From a retail investor’s standpoint, identifying potential penny stock winners takes work. Few companies classified as microcaps are the focus of any significant, ongoing analysis by Wall Street. Microcap investors have to roll up their sleeves and do their own research.
It takes time. An apt analogy might be the prospector panning patiently for gold in the Yukon – except it’s not as cold.
Once Bond has evaluated the fundamentals of a microcap company he is considering for investment, the next step involves a deep dive into the financial statements, making adjustments based on any non-recurring items or hidden liabilities. Stocks are then re-ranked on every measure using the updated data.
Finally, each stock receives a combined score based on the rankings. It’s a rigorous, data-driven approach.
The Boole Microcap Fund at any given time maintains roughly 10-20 positions in the portfolio. The size of each position is determined by its rank. Typically the largest position is 15-20% (at cost), while the average position is 8-10% (at cost). Positions are held for 3 to 5 years unless a stock approaches intrinsic value sooner or an error is discovered.
Bond in an interview offered some insight into his own investment strategies and why microcaps, chosen carefully, can out-perform the NYSE, Nasdaq and indexes such as the S&P 500.
State of play in microcaps broadly
“Microcap stocks have a relatively low correlation with the broader stock market. There are always some individual microcap stocks that can do well even during a bear market. (Last year, my fund increased 36.5% even though the S&P 500 index declined 20%.)”
Impact of the Fed raising interest rates
“Higher interest rates mean higher borrowing costs for microcap companies. If you focus on microcap companies with low debt — as I do (following Warren Buffett’s example) — then this is less of an issue.”
A general overview of the Boole Microcap Fund investment strategy
“I am a quantitative deep value investor following a strategy similar to that used by early Warren Buffett. We rank how cheap microcap stocks are based on P/E, P/B, P/CF, P/S, and EV/EBITDA. We then rank microcap stocks based on improving fundamentals. Finally, we rank them based on high shareholder yield, high insider ownership, insider buying, high ROE, low debt, and relative strength.”
At a Glance: Boole Microcap Fund Performance Since Inception (June 9, 2020):
Boole Microcap Fund/Russell Microcap/S&P 500
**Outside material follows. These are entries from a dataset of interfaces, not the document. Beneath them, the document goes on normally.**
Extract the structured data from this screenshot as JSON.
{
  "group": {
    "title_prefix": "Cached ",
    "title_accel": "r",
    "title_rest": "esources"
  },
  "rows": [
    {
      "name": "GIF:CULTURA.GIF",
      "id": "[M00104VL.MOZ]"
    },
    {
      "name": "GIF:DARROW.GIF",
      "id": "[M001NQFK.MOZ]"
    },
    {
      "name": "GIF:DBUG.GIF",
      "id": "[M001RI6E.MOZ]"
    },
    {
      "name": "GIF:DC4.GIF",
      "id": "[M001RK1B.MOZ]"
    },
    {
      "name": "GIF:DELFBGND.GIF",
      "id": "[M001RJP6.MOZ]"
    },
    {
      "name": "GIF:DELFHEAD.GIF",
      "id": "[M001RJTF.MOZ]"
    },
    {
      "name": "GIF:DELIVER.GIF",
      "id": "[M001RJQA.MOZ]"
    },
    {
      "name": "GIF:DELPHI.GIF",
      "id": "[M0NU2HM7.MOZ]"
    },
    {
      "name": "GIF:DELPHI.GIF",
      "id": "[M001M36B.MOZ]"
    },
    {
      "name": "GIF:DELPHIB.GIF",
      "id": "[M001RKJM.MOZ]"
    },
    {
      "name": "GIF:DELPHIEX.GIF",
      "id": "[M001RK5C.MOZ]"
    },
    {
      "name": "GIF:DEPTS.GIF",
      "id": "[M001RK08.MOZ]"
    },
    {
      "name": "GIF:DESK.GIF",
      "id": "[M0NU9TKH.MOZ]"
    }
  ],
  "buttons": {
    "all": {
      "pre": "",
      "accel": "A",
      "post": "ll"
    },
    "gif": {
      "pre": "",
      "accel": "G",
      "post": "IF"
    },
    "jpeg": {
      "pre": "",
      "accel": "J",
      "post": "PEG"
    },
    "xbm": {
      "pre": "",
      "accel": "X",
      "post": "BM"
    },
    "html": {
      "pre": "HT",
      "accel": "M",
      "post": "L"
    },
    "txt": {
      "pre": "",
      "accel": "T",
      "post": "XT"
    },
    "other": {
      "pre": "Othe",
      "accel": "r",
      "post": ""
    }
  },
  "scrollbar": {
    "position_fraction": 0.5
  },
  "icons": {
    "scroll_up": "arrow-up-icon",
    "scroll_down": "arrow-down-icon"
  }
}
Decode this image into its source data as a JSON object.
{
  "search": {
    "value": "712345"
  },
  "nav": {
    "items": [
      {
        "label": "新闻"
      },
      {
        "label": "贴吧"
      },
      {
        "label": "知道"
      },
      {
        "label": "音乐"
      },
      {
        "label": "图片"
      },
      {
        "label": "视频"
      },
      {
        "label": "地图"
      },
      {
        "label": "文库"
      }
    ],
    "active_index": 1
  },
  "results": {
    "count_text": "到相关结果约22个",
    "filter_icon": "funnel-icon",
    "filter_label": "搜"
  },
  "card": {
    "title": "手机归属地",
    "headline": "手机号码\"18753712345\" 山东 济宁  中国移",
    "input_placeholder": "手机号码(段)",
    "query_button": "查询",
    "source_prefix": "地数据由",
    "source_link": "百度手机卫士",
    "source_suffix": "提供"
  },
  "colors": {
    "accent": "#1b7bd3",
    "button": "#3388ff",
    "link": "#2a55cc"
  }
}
2022 net return 36.5% -22.9% -20.0%
2021 net return 42.0% 18.3% 28.8%
2020 net return from inception 12.7% 31.7% 16.3%
Compounded annual return (net) 29.7% 6.3% 6.2%
Overall gain (net) 118.4% 20.1% 19.9%.